- Extracted material -
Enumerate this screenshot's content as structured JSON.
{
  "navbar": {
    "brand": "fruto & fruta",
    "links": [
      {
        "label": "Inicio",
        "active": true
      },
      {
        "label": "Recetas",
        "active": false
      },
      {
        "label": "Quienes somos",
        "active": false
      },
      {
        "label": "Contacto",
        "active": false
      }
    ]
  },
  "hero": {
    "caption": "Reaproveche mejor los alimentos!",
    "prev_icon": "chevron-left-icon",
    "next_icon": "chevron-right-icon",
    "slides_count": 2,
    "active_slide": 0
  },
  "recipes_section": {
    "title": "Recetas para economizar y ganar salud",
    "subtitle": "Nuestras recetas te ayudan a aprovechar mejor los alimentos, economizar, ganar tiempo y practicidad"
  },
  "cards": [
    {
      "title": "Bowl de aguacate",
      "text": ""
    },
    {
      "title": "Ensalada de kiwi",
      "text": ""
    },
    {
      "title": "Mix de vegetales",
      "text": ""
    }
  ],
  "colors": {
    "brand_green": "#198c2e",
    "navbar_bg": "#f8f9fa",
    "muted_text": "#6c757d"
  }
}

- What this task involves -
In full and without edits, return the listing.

- Solved problem -
Enumerate this screenshot's content as structured JSON.
{
  "navbar": {
    "brand": "fruto & fruta",
    "links": [
      {
        "label": "Inicio",
        "active": true
      },
      {
        "label": "Recetas",
        "active": false
      },
      {
        "label": "Quienes somos",
        "active": false
      },
      {
        "label": "Contacto",
        "active": false
      }
    ]
  },
  "hero": {
    "caption": "Reaproveche mejor los alimentos!",
    "prev_icon": "chevron-left-icon",
    "next_icon": "chevron-right-icon",
    "slides_count": 2,
    "active_slide": 0
  },
  "recipes_section": {
    "title": "Recetas para economizar y ganar salud",
    "subtitle": "Nuestras recetas te ayudan a aprovechar mejor los alimentos, economizar, ganar tiempo y practicidad"
  },
  "cards": [
    {
      "title": "Bowl de aguacate",
      "text": ""
    },
    {
      "title": "Ensalada de kiwi",
      "text": ""
    },
    {
      "title": "Mix de vegetales",
      "text": ""
    }
  ],
  "colors": {
    "brand_green": "#198c2e",
    "navbar_bg": "#f8f9fa",
    "muted_text": "#6c757d"
  }
}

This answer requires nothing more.